Didn't He Ramble
Glen Hansard is a troubadour of the breakup, but his second solo effort, Didn’t He Ramble, is anything but sad.
The Irish folk veteran doesn’t shy from heartache, he sings about it with excruciating grace. In 2007, he starred in Once alongside Marketa Irglova, a film about two musicians falling in love, an onscreen romance that won the two an Oscar and birthed a love beyond the big screen. And in 2011, his earnest bravery delivered The Swell Season documentary, detailing the painful dissolution of the famed lovers. He writes beautiful homages to love, and equally ornate eulogies to it, but this record feels less about heartache and more about introspection, patriotism, encouragement and healing—and it works.
So much of the dialogue in Didn’t He Ramble is filled with empathy and understanding, highlighted by Hansard’s signature wail, no longer lamenting heartache, but straining to encourage the subject of his stories. Immediately easy on the ears, in “Winning Streak” he cries out through the chorus, “And may the sign of the cross be some comfort when you’re lost / Help you when you’re all broke down / May the spirit of good brethren turn you around / And may the devil leave the light, pass you right by / Don’t you look back, my friend / And may the sisters of good charity take you in.” A kind offering of art, he told NPR, “Winning Streak is simply a well wish to a friend, to someone who’s been finding it hard to see the goodness in their lives.”
Produced by Thomas Barlett (The National, Sufjan Stevens) the instrumentation is signature in its folk melodies, but the use of rich brass sections really brings the record to life, blending beautifully with the heights of Hansard’s fluctuating tone. The best example of this, “Her Mercy” takes us to church, beginning with Hansard’s soft falsetto, quickly it turns up with horns blaring and hymnal harmonies rising as he roars through the chorus singing, “Mercy Mercy Come into ya / feel her beauty flowin’ through ya.”
Busking on the streets of Dublin alongside Damien Rice and Bono each year, it’s no secret that Hansard is proud of his Irish heritage and that pride is sprinkled throughout Didn’t He Ramble with fiddle solos and cheering odes to Irish veterans. A departure, both in aggressive sound and dialogue, “Lowly Deserter” is the story of an anti-war hero, but it’s the best song on the record, with its bluesy groove and growl, it’s so catchy it leaves a yearning for more Americana tinged tracks from the folk master.

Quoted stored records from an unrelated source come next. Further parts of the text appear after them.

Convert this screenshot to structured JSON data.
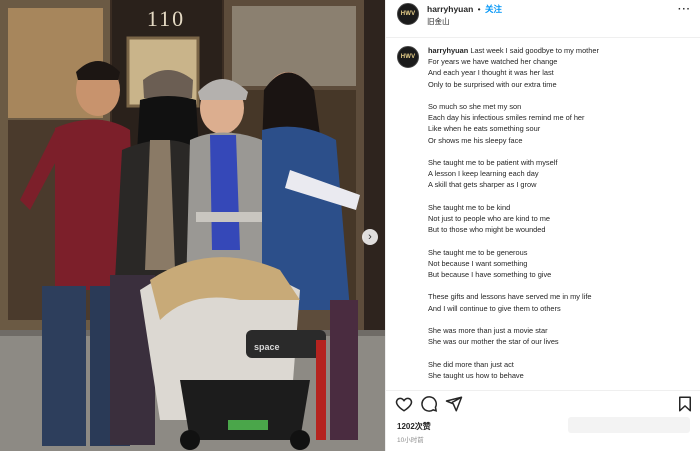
{
  "photo": {
    "address_number": "110",
    "stroller_brand": "space",
    "next_icon": "chevron-right-icon"
  },
  "header": {
    "username": "harryhyuan",
    "separator": "•",
    "follow_label": "关注",
    "location": "旧金山",
    "avatar_text": "HWV",
    "more_icon": "ellipsis-icon"
  },
  "caption": {
    "username": "harryhyuan",
    "avatar_text": "HWV",
    "lines": [
      "Last week I said goodbye to my mother",
      "For years we have watched her change",
      "And each year I thought it was her last",
      "Only to be surprised with our extra time",
      "",
      "So much so she met my son",
      "Each day his infectious smiles remind me of her",
      "Like when he eats something sour",
      "Or shows me his sleepy face",
      "",
      "She taught me to be patient with myself",
      "A lesson I keep learning each day",
      "A skill that gets sharper as I grow",
      "",
      "She taught me to be kind",
      "Not just to people who are kind to me",
      "But to those who might be wounded",
      "",
      "She taught me to be generous",
      "Not because I want something",
      "But because I have something to give",
      "",
      "These gifts and lessons have served me in my life",
      "And I will continue to give them to others",
      "",
      "She was more than just a movie star",
      "She was our mother the star of our lives",
      "",
      "She did more than just act",
      "She taught us how to behave"
    ]
  },
  "actions": {
    "like_icon": "heart-icon",
    "comment_icon": "comment-icon",
    "share_icon": "send-icon",
    "save_icon": "bookmark-icon",
    "likes": "1202次赞",
    "time": "10小时前"
  },
  "colors": {
    "follow": "#0095f6",
    "text": "#262626",
    "muted": "#8e8e8e"
  }
}
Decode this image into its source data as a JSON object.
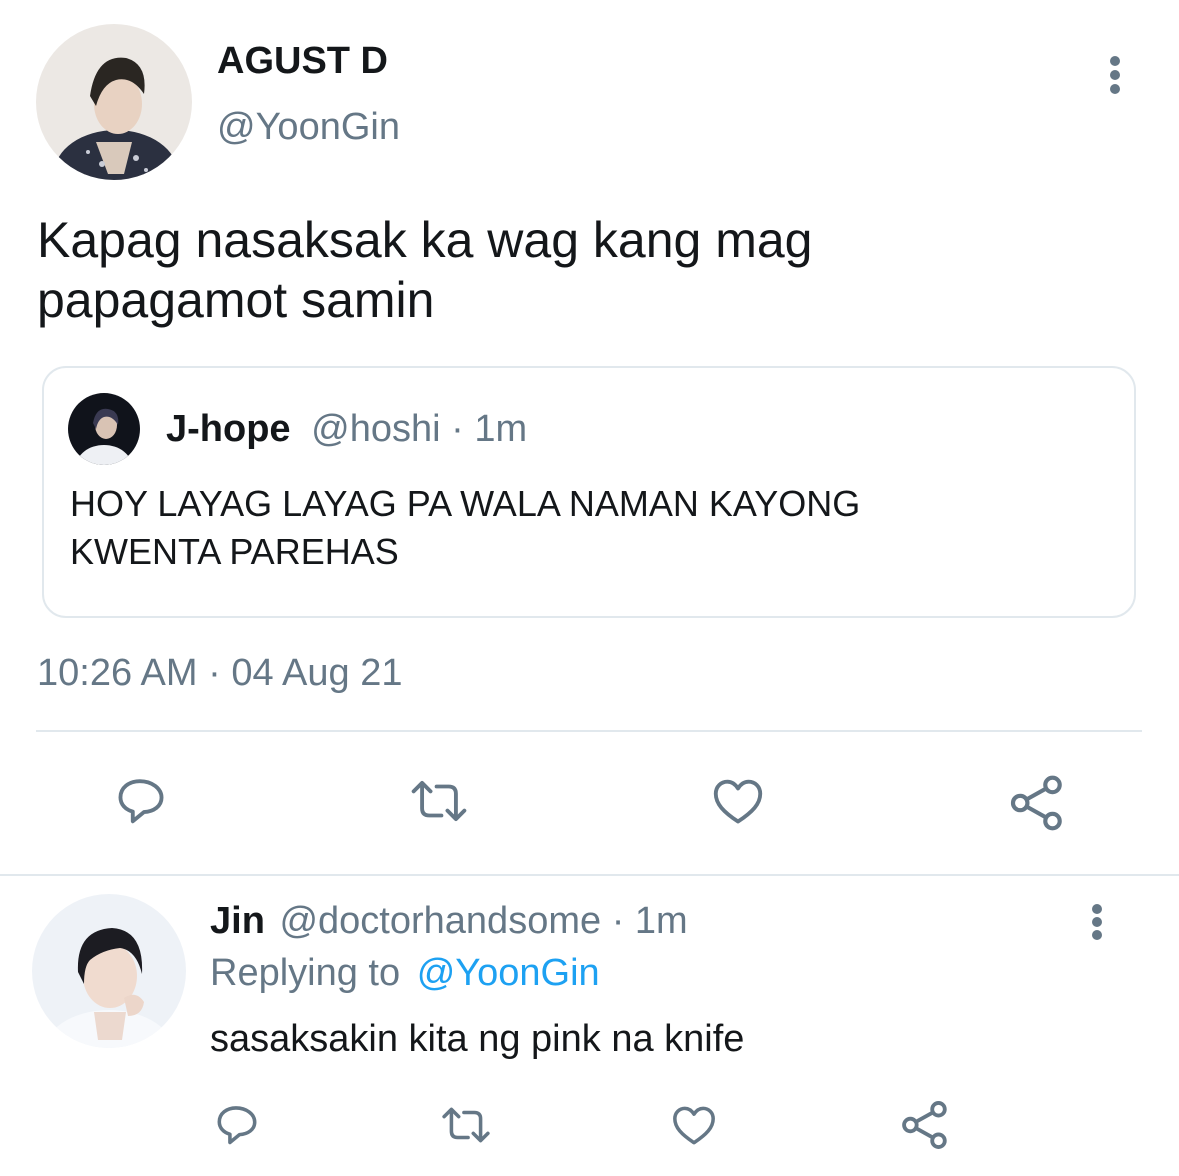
{
  "tweet": {
    "author_name": "AGUST D",
    "author_handle": "@YoonGin",
    "text_line1": "Kapag nasaksak ka wag kang mag",
    "text_line2": "papagamot samin",
    "timestamp": "10:26 AM · 04 Aug 21"
  },
  "quote": {
    "author_name": "J-hope",
    "author_handle": "@hoshi",
    "time": "· 1m",
    "text_line1": "HOY LAYAG LAYAG PA WALA NAMAN KAYONG",
    "text_line2": "KWENTA PAREHAS"
  },
  "reply": {
    "author_name": "Jin",
    "author_handle": "@doctorhandsome",
    "time": "· 1m",
    "replying_prefix": "Replying to",
    "replying_handle": "@YoonGin",
    "text": "sasaksakin kita ng pink na knife"
  },
  "actions": [
    "reply-icon",
    "retweet-icon",
    "like-icon",
    "share-icon"
  ],
  "colors": {
    "accent": "#1da1f2",
    "muted": "#657786",
    "divider": "#e1e8ed"
  }
}
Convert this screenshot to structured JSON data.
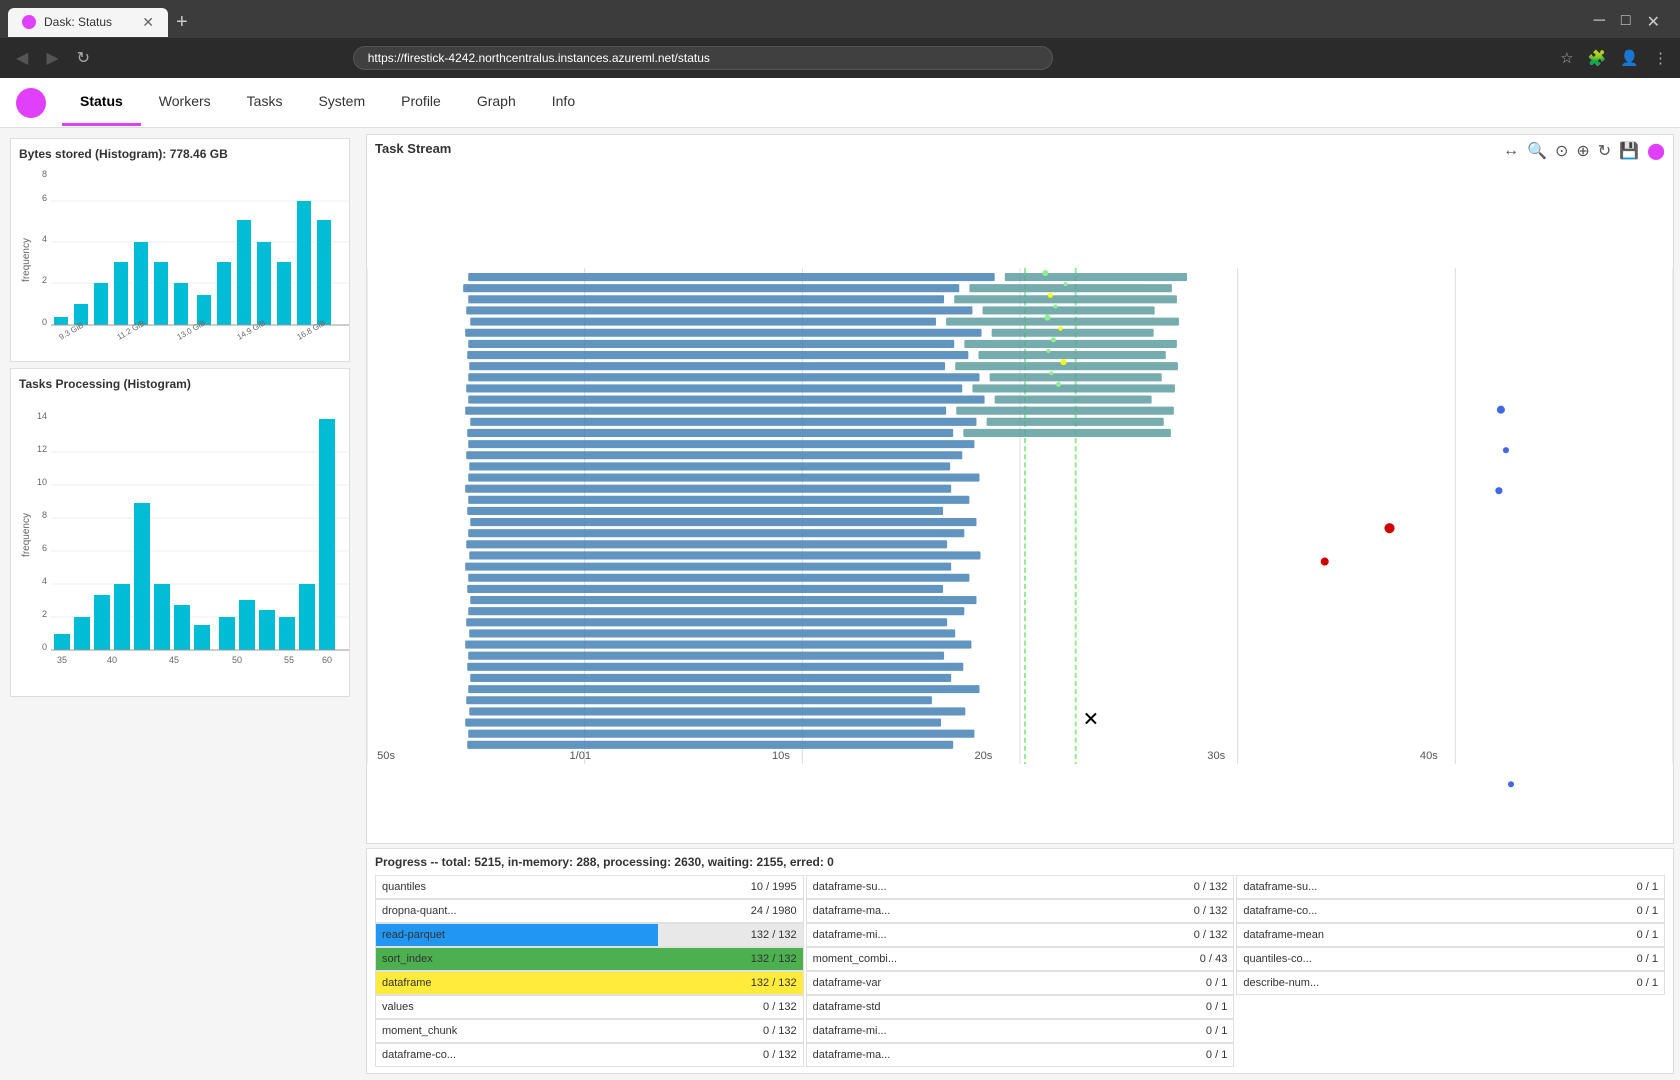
{
  "browser": {
    "tab_title": "Dask: Status",
    "url": "https://firestick-4242.northcentralus.instances.azureml.net/status",
    "new_tab_label": "+"
  },
  "nav": {
    "items": [
      "Status",
      "Workers",
      "Tasks",
      "System",
      "Profile",
      "Graph",
      "Info"
    ],
    "active": "Status"
  },
  "bytes_histogram": {
    "title": "Bytes stored (Histogram): 778.46 GB",
    "y_axis": [
      0,
      2,
      4,
      6,
      8
    ],
    "x_axis": [
      "9.3 GiB",
      "11.2 GiB",
      "13.0 GiB",
      "14.9 GiB",
      "16.8 GiB"
    ],
    "y_label": "frequency"
  },
  "tasks_histogram": {
    "title": "Tasks Processing (Histogram)",
    "y_axis": [
      0,
      2,
      4,
      6,
      8,
      10,
      12,
      14
    ],
    "x_axis": [
      "35",
      "40",
      "45",
      "50",
      "55",
      "60"
    ],
    "y_label": "frequency"
  },
  "task_stream": {
    "title": "Task Stream",
    "x_axis": [
      "50s",
      "1/01",
      "10s",
      "20s",
      "30s",
      "40s"
    ]
  },
  "progress": {
    "title": "Progress -- total: 5215, in-memory: 288, processing: 2630, waiting: 2155, erred: 0",
    "items_col1": [
      {
        "name": "quantiles",
        "count": "10 / 1995",
        "style": ""
      },
      {
        "name": "dropna-quant...",
        "count": "24 / 1980",
        "style": ""
      },
      {
        "name": "read-parquet",
        "count": "132 / 132",
        "style": "partial-blue"
      },
      {
        "name": "sort_index",
        "count": "132 / 132",
        "style": "green"
      },
      {
        "name": "dataframe",
        "count": "132 / 132",
        "style": "yellow"
      },
      {
        "name": "values",
        "count": "0 / 132",
        "style": ""
      },
      {
        "name": "moment_chunk",
        "count": "0 / 132",
        "style": ""
      },
      {
        "name": "dataframe-co...",
        "count": "0 / 132",
        "style": ""
      }
    ],
    "items_col2": [
      {
        "name": "dataframe-su...",
        "count": "0 / 132",
        "style": ""
      },
      {
        "name": "dataframe-ma...",
        "count": "0 / 132",
        "style": ""
      },
      {
        "name": "dataframe-mi...",
        "count": "0 / 132",
        "style": ""
      },
      {
        "name": "moment_combi...",
        "count": "0 / 43",
        "style": ""
      },
      {
        "name": "dataframe-var",
        "count": "0 / 1",
        "style": ""
      },
      {
        "name": "dataframe-std",
        "count": "0 / 1",
        "style": ""
      },
      {
        "name": "dataframe-mi...",
        "count": "0 / 1",
        "style": ""
      },
      {
        "name": "dataframe-ma...",
        "count": "0 / 1",
        "style": ""
      }
    ],
    "items_col3": [
      {
        "name": "dataframe-su...",
        "count": "0 / 1",
        "style": ""
      },
      {
        "name": "dataframe-co...",
        "count": "0 / 1",
        "style": ""
      },
      {
        "name": "dataframe-mean",
        "count": "0 / 1",
        "style": ""
      },
      {
        "name": "quantiles-co...",
        "count": "0 / 1",
        "style": ""
      },
      {
        "name": "describe-num...",
        "count": "0 / 1",
        "style": ""
      }
    ]
  }
}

There’s something quietly intense and charismatic about Glen Hansard, a man constantly seeking. I once found him blended in a crowd at a Damien Rice concert in Brooklyn, and it probably comes as no surprise that his guise of beard and overcoat in dim lighting served well to hide amid the Greenpoint crowd, but I remember he told me he liked to watch shows from the audience view, sharing the energy and the authentic experience. Didn’t He Ramble extends that same desire for sincerity.